**WHAT TO WORK ON:**
Exclude the pictures from your copy, and reproduce each entry below verbatim.

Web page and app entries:
^^^^^^^^^^^^^^^^

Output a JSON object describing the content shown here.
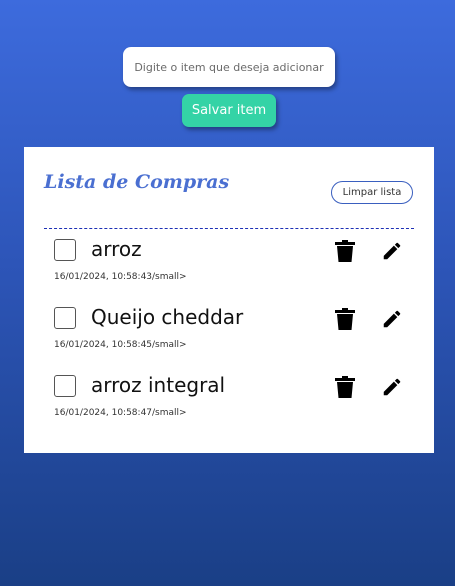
{
  "form": {
    "input_placeholder": "Digite o item que deseja adicionar",
    "input_value": "",
    "save_label": "Salvar item"
  },
  "list": {
    "title": "Lista de Compras",
    "clear_label": "Limpar lista",
    "items": [
      {
        "name": "arroz",
        "date": "16/01/2024, 10:58:43/small>",
        "checked": false
      },
      {
        "name": "Queijo cheddar",
        "date": "16/01/2024, 10:58:45/small>",
        "checked": false
      },
      {
        "name": "arroz integral",
        "date": "16/01/2024, 10:58:47/small>",
        "checked": false
      }
    ]
  },
  "colors": {
    "accent_button": "#34d3a6",
    "title": "#4a6fd1",
    "background_top": "#3d6bdd",
    "background_bottom": "#1a3f86"
  },
  "icons": {
    "delete": "trash-icon",
    "edit": "pencil-icon"
  }
}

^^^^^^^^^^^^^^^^

**SOLVED EXERCISE:**
Output a JSON object describing the content shown here.
{
  "form": {
    "input_placeholder": "Digite o item que deseja adicionar",
    "input_value": "",
    "save_label": "Salvar item"
  },
  "list": {
    "title": "Lista de Compras",
    "clear_label": "Limpar lista",
    "items": [
      {
        "name": "arroz",
        "date": "16/01/2024, 10:58:43/small>",
        "checked": false
      },
      {
        "name": "Queijo cheddar",
        "date": "16/01/2024, 10:58:45/small>",
        "checked": false
      },
      {
        "name": "arroz integral",
        "date": "16/01/2024, 10:58:47/small>",
        "checked": false
      }
    ]
  },
  "colors": {
    "accent_button": "#34d3a6",
    "title": "#4a6fd1",
    "background_top": "#3d6bdd",
    "background_bottom": "#1a3f86"
  },
  "icons": {
    "delete": "trash-icon",
    "edit": "pencil-icon"
  }
}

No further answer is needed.